→ AIM OF THE EXERCISE
Lines holding the word "Ontem" are the ones to copy from the data below.

(Records drawn from a dataset)
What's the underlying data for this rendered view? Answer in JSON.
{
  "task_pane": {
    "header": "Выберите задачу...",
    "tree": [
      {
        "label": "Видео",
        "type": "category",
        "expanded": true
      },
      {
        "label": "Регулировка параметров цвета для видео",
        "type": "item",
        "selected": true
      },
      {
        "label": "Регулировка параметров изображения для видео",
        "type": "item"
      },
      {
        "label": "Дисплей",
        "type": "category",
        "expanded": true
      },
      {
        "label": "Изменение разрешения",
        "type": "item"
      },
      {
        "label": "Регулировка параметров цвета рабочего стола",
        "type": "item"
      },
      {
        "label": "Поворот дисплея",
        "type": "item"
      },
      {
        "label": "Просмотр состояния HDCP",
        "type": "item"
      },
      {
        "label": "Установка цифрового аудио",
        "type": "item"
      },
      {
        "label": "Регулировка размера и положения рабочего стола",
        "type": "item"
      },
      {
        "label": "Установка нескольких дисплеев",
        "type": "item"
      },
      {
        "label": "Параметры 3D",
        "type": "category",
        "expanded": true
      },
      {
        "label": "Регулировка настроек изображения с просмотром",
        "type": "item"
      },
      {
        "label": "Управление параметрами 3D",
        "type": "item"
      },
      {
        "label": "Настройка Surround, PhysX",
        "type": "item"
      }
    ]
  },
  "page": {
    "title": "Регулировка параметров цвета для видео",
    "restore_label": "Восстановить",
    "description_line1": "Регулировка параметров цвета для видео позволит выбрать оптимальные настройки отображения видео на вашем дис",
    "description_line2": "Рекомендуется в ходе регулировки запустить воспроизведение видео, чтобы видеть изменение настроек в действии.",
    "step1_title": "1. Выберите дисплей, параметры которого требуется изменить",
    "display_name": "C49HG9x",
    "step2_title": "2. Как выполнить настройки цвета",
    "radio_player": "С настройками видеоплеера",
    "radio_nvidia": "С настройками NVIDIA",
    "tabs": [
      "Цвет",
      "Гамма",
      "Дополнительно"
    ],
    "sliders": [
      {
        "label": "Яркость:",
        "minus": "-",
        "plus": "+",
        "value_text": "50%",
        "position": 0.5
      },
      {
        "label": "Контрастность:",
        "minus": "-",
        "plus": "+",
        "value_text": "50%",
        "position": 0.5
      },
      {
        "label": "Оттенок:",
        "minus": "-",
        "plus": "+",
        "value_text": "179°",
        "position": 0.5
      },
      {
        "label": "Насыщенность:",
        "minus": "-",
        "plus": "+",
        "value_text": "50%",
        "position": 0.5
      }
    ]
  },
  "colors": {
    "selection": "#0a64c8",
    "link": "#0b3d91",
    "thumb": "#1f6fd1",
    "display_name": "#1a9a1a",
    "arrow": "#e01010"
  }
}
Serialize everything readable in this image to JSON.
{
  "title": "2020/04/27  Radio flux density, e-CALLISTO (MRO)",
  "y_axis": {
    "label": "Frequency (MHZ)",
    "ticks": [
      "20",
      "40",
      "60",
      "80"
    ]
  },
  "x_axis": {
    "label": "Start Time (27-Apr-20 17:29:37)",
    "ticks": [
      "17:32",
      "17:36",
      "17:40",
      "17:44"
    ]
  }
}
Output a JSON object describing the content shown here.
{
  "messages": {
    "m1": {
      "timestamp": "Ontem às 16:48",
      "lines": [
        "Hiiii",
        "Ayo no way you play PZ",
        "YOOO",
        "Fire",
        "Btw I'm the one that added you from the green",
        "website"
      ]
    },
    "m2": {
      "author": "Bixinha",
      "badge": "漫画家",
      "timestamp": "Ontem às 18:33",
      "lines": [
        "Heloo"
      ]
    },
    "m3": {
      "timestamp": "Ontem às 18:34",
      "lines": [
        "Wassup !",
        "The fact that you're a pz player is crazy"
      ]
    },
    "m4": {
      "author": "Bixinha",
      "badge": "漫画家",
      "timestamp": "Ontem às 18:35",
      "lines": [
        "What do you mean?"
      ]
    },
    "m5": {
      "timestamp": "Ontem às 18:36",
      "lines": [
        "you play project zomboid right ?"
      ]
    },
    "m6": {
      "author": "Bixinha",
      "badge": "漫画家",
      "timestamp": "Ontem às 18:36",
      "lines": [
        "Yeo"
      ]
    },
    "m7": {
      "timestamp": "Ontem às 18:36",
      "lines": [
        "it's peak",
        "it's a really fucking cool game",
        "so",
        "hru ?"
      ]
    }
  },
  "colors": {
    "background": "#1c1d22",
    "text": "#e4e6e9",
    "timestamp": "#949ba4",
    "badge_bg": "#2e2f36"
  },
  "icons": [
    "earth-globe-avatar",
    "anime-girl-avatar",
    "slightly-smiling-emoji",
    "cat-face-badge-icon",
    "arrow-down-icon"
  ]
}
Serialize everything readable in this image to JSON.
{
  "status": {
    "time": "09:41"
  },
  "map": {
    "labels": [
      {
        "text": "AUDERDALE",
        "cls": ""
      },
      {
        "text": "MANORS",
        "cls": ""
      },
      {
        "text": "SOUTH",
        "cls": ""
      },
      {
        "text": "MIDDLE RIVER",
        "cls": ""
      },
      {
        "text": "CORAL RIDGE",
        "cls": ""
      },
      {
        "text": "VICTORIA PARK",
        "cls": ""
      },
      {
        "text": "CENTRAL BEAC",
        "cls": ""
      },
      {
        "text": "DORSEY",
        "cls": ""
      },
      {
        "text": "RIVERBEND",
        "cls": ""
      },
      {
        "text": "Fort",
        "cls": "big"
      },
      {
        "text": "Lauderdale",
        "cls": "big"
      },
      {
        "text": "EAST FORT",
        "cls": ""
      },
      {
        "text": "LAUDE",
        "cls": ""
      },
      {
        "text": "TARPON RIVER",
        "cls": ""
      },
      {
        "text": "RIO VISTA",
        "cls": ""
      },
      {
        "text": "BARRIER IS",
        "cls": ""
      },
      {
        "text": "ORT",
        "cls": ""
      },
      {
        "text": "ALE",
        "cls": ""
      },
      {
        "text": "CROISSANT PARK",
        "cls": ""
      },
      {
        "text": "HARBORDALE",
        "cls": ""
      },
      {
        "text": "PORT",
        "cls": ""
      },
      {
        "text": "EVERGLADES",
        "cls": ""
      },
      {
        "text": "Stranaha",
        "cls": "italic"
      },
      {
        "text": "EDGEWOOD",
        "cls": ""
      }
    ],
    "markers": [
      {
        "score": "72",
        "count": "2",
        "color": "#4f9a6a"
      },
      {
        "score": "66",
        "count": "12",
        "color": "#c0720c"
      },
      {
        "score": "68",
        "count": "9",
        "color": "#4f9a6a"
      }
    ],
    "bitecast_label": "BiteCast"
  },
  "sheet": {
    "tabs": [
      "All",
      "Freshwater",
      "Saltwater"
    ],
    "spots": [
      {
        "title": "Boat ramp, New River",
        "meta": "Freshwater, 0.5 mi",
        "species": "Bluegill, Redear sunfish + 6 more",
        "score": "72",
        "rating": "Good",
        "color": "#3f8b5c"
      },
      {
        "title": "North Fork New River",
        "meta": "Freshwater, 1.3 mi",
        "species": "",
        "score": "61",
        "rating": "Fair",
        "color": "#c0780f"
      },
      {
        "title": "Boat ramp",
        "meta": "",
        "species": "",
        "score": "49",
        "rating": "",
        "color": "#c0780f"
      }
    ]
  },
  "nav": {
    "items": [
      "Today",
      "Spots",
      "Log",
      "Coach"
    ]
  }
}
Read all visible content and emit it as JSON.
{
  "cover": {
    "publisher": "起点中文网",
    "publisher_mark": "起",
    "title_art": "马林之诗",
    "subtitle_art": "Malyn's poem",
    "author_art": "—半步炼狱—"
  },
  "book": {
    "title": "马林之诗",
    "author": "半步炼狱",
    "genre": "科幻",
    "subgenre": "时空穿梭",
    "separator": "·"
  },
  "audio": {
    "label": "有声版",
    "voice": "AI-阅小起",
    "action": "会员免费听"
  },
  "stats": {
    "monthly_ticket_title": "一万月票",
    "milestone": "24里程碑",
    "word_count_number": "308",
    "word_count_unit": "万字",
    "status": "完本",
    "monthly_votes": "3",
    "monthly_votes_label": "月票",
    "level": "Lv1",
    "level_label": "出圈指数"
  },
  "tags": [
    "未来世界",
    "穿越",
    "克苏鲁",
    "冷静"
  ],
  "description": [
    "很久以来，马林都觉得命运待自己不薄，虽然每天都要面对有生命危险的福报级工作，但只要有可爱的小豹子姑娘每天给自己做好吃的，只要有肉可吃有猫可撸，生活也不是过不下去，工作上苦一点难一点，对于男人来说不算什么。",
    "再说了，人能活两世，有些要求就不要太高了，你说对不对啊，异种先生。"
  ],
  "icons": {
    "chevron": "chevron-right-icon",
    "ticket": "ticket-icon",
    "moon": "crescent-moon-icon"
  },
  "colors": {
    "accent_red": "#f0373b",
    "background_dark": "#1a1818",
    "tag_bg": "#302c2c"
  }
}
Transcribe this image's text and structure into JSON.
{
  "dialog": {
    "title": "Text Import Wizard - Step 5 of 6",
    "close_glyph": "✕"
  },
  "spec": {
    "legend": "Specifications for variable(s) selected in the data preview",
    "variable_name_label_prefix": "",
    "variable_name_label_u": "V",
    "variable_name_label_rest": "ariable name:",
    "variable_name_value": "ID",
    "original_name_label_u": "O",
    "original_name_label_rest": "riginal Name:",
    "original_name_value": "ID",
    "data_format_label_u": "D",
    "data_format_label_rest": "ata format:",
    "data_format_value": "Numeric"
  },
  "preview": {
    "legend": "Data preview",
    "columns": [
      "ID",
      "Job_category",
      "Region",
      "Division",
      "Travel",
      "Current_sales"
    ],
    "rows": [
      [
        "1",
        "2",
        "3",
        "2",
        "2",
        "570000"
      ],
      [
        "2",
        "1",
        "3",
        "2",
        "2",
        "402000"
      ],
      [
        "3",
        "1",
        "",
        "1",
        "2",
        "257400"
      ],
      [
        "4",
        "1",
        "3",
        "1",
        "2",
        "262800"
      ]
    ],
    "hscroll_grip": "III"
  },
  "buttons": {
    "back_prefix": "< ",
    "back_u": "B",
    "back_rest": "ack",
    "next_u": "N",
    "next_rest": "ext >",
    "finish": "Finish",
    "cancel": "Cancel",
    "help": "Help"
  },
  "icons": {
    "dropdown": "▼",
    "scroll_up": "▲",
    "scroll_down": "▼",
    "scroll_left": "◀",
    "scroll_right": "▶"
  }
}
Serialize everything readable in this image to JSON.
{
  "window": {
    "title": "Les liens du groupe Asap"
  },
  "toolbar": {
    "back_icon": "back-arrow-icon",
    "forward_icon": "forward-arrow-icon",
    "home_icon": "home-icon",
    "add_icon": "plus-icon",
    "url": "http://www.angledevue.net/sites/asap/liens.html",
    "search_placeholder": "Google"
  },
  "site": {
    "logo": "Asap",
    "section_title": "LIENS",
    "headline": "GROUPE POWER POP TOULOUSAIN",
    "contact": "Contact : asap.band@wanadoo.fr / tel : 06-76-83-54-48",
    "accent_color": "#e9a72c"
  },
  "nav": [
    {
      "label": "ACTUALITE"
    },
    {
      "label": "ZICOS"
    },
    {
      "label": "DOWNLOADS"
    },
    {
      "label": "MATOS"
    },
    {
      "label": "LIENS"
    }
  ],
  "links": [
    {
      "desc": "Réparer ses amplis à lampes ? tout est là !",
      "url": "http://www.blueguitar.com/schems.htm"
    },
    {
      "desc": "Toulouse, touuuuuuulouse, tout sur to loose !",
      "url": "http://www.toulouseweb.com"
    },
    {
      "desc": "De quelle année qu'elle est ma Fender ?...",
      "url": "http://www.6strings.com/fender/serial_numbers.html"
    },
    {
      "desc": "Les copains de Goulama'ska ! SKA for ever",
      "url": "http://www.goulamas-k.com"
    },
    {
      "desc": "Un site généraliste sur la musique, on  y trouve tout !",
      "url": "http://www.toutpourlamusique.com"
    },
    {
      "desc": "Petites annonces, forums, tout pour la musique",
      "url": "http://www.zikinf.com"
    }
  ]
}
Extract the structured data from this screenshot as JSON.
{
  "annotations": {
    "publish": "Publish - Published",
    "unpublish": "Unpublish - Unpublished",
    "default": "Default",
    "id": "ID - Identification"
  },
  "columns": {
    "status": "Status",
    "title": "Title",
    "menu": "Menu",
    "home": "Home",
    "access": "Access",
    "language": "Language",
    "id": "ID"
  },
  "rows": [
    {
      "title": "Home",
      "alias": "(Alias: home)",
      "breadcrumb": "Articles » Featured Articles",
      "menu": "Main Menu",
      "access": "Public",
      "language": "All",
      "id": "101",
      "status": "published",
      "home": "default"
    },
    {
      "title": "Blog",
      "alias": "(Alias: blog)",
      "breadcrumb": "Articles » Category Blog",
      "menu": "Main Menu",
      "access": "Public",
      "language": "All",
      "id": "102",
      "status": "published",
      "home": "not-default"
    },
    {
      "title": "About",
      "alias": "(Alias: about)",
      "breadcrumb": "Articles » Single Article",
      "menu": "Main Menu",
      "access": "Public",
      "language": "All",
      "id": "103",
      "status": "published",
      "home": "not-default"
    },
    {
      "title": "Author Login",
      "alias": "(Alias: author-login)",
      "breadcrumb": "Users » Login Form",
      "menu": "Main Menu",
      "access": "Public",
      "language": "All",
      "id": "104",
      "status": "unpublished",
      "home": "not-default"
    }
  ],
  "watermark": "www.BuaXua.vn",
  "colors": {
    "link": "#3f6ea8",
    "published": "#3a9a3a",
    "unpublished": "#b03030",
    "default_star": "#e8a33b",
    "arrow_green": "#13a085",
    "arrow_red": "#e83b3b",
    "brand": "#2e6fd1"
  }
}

→ ANSWER TO THE PROBLEM
      "timestamp": "Ontem às 16:48",
      "timestamp": "Ontem às 18:33",
      "timestamp": "Ontem às 18:34",
      "timestamp": "Ontem às 18:35",
      "timestamp": "Ontem às 18:36",
      "timestamp": "Ontem às 18:36",
      "timestamp": "Ontem às 18:36",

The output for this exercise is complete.